Mike Jean headshot
Posted April 14, 2021

Welcoming Mike Jean: Q&A with our new Lead Developer!

First, welcome to the DH Lab! What drew you to apply for this particular position in this particular program?

Thanks! I come to this role with professional backgrounds both in the humanities and software development. I applied to the position because I saw a unique opportunity to bring those two disciplines together. Five years ago, I transitioned from Classics to software development as a kind of hard break: I was easily able to apply many of the so-called soft skills I learned in academic study to my new discipline, but I wasn’t making use of my training in language, textual analysis, textual criticism, and teaching. In this position, I saw an opportunity to reactivate that training and, at the same time, to broaden my expertise in software development.
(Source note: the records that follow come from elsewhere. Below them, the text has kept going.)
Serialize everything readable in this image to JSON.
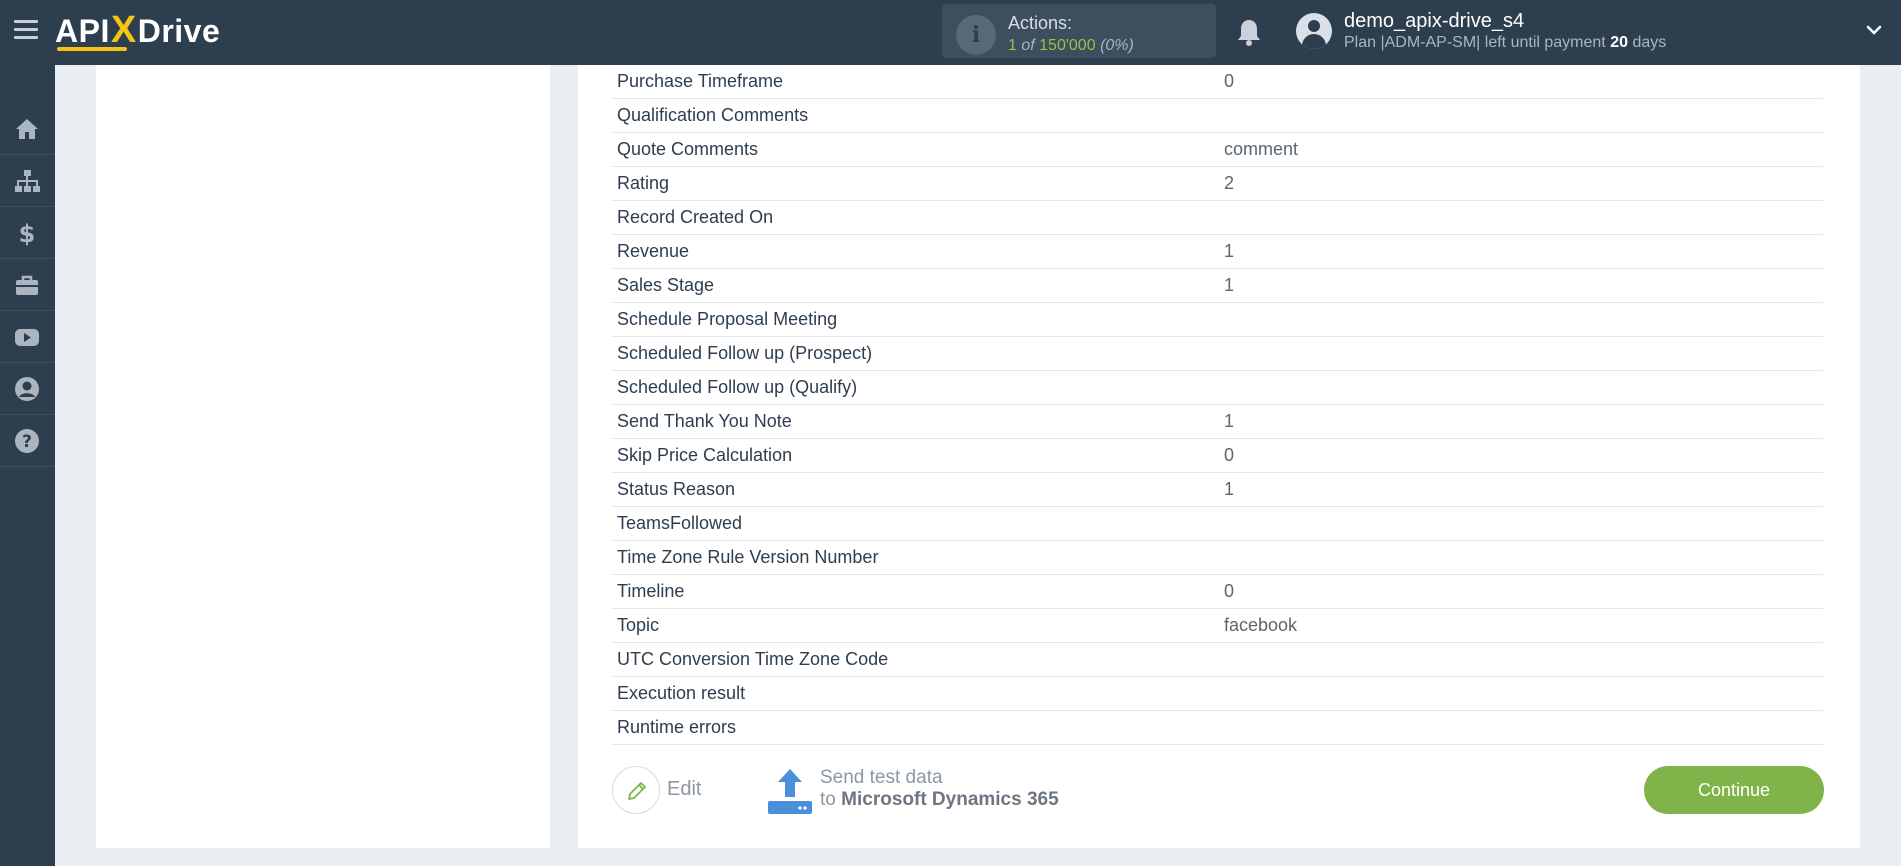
{
  "header": {
    "logo": {
      "api": "API",
      "x": "X",
      "drive": "Drive"
    },
    "actions": {
      "title": "Actions:",
      "used": "1",
      "of": "of",
      "total": "150'000",
      "percent": "(0%)"
    },
    "user": {
      "name": "demo_apix-drive_s4",
      "plan_prefix": "Plan |ADM-AP-SM| left until payment",
      "days": "20",
      "days_suffix": "days"
    }
  },
  "sidebar": {
    "items": [
      {
        "icon": "home-icon"
      },
      {
        "icon": "sitemap-icon"
      },
      {
        "icon": "dollar-icon"
      },
      {
        "icon": "briefcase-icon"
      },
      {
        "icon": "youtube-icon"
      },
      {
        "icon": "user-circle-icon"
      },
      {
        "icon": "question-circle-icon"
      }
    ]
  },
  "table": {
    "rows": [
      {
        "field": "Purchase Timeframe",
        "value": "0"
      },
      {
        "field": "Qualification Comments",
        "value": ""
      },
      {
        "field": "Quote Comments",
        "value": "comment"
      },
      {
        "field": "Rating",
        "value": "2"
      },
      {
        "field": "Record Created On",
        "value": ""
      },
      {
        "field": "Revenue",
        "value": "1"
      },
      {
        "field": "Sales Stage",
        "value": "1"
      },
      {
        "field": "Schedule Proposal Meeting",
        "value": ""
      },
      {
        "field": "Scheduled Follow up (Prospect)",
        "value": ""
      },
      {
        "field": "Scheduled Follow up (Qualify)",
        "value": ""
      },
      {
        "field": "Send Thank You Note",
        "value": "1"
      },
      {
        "field": "Skip Price Calculation",
        "value": "0"
      },
      {
        "field": "Status Reason",
        "value": "1"
      },
      {
        "field": "TeamsFollowed",
        "value": ""
      },
      {
        "field": "Time Zone Rule Version Number",
        "value": ""
      },
      {
        "field": "Timeline",
        "value": "0"
      },
      {
        "field": "Topic",
        "value": "facebook"
      },
      {
        "field": "UTC Conversion Time Zone Code",
        "value": ""
      },
      {
        "field": "Execution result",
        "value": ""
      },
      {
        "field": "Runtime errors",
        "value": ""
      }
    ]
  },
  "footer": {
    "edit_label": "Edit",
    "send_line1": "Send test data",
    "send_to": "to",
    "send_target": "Microsoft Dynamics 365",
    "continue_label": "Continue"
  },
  "colors": {
    "topbar": "#2d3e4f",
    "accent_green": "#80b44a",
    "logo_yellow": "#f3c316",
    "send_icon_blue": "#4a90d9"
  }
}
From my very first conversation with the team, it was clear to me that this program offers a uniquely inclusive environment for learning, teaching, and advancing the humanities and that joining the team would allow me to learn from and work alongside a tremendously ambitious and talented group of people. That was a hard prospect to pass up!

You have a PhD in Classics from Ohio State. Can you talk about your background and interest in this field, as well as when your interest in Classics (or humanities in general) began to overlap with your interest in programming?
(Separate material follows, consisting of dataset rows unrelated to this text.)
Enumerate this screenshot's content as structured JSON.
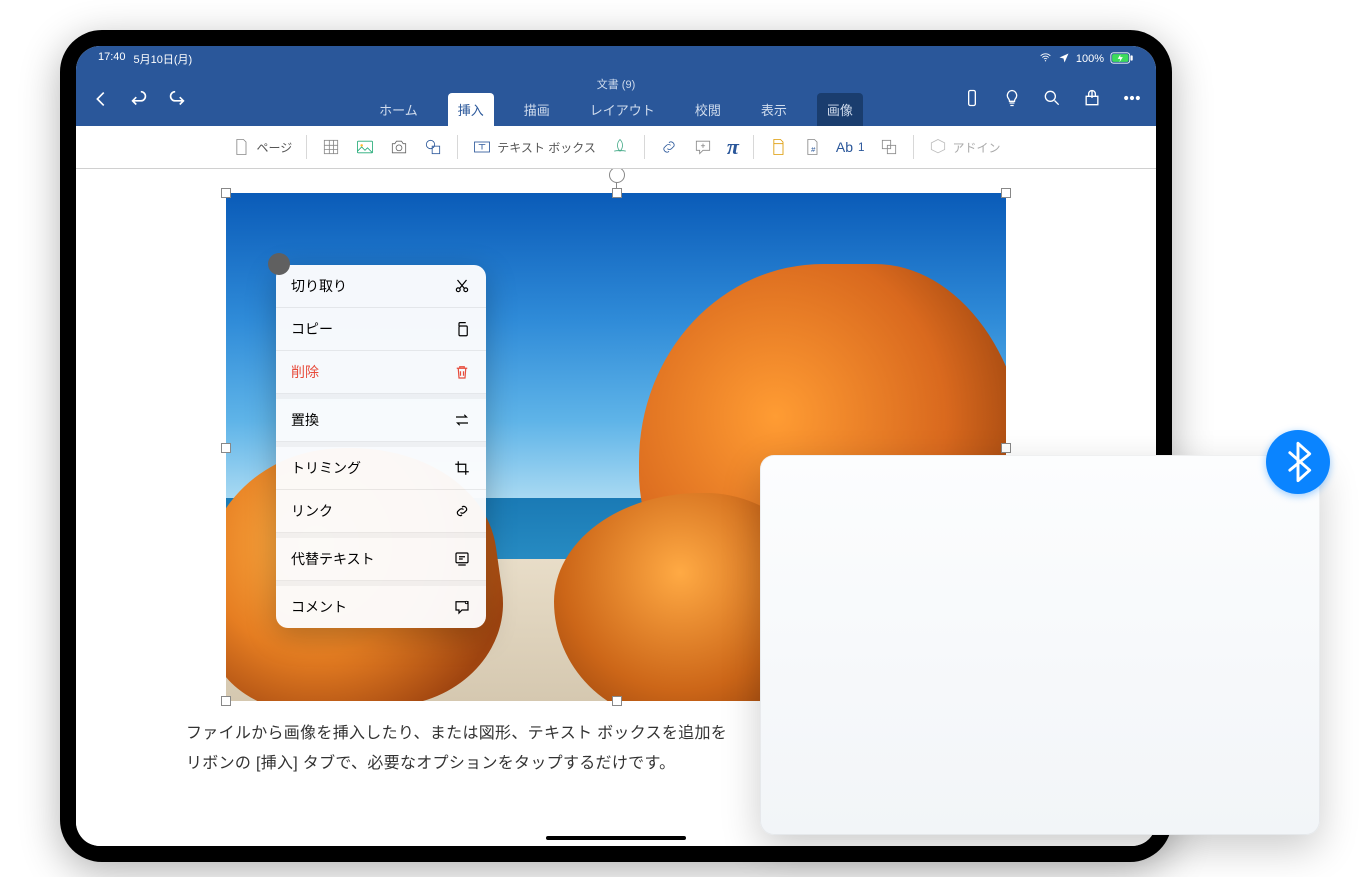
{
  "status": {
    "time": "17:40",
    "date": "5月10日(月)",
    "battery": "100%"
  },
  "doc": {
    "title": "文書 (9)"
  },
  "tabs": {
    "home": "ホーム",
    "insert": "挿入",
    "draw": "描画",
    "layout": "レイアウト",
    "review": "校閲",
    "view": "表示",
    "picture": "画像"
  },
  "ribbon": {
    "page": "ページ",
    "textbox": "テキスト ボックス",
    "addin": "アドイン"
  },
  "menu": {
    "cut": "切り取り",
    "copy": "コピー",
    "delete": "削除",
    "replace": "置換",
    "crop": "トリミング",
    "link": "リンク",
    "alt": "代替テキスト",
    "comment": "コメント"
  },
  "body": {
    "l1": "ファイルから画像を挿入したり、または図形、テキスト ボックスを追加を",
    "l2": "リボンの [挿入] タブで、必要なオプションをタップするだけです。"
  }
}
As a Classicist, I worked primarily in manuscript studies and textual criticism. For me, Classics and programming offered surprisingly similar challenges and areas for personal growth: Both require a deeply analytical foundation and a tremendous amount of language study. When I transitioned to software development, it was actually teaching the Classics that I missed most, so I'd love to return to that passion and to continue to explore how digital tooling can aid in the humanities classroom.

What are your thoughts on programming in the humanities? What do you see this blend of disciplines accomplishing, and how do you see yourself fitting into this field of study?

I think the humanities offer a tremendous diversity of subject material for the programmer, and correspondingly, computational techniques can offer strange and unexpected perspectives on humanistic datasets. I also think there's a huge opportunity to advance the use of digital tooling to teach the humanities. Much of my past work in software development dealt with software application front ends: I spent a lot of my time thinking about how a user consumes a piece of software and how they might even be delighted in doing so. I similarly most hope to advance the field of digital humanities by helping to create accessible––and even delightful––tooling for humanities teaching and research.

What are you most excited to do in the Lab?

Quite simply, I'm most excited to help others do their best work.